Assignment:
All entries below are to be reproduced exactly.

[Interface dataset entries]
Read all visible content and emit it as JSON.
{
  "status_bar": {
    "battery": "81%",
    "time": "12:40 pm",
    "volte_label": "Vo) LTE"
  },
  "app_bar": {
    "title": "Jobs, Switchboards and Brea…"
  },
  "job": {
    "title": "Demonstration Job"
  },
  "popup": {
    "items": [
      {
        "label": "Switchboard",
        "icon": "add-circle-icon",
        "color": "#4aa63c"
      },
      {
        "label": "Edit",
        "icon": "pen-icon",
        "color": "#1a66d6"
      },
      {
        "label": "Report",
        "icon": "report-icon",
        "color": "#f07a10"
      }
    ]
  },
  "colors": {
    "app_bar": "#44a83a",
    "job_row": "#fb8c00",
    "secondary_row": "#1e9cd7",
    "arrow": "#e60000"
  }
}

Task result:
Read all visible content and emit it as JSON.
{
  "status_bar": {
    "battery": "81%",
    "time": "12:40 pm",
    "volte_label": "Vo) LTE"
  },
  "app_bar": {
    "title": "Jobs, Switchboards and Brea…"
  },
  "job": {
    "title": "Demonstration Job"
  },
  "popup": {
    "items": [
      {
        "label": "Switchboard",
        "icon": "add-circle-icon",
        "color": "#4aa63c"
      },
      {
        "label": "Edit",
        "icon": "pen-icon",
        "color": "#1a66d6"
      },
      {
        "label": "Report",
        "icon": "report-icon",
        "color": "#f07a10"
      }
    ]
  },
  "colors": {
    "app_bar": "#44a83a",
    "job_row": "#fb8c00",
    "secondary_row": "#1e9cd7",
    "arrow": "#e60000"
  }
}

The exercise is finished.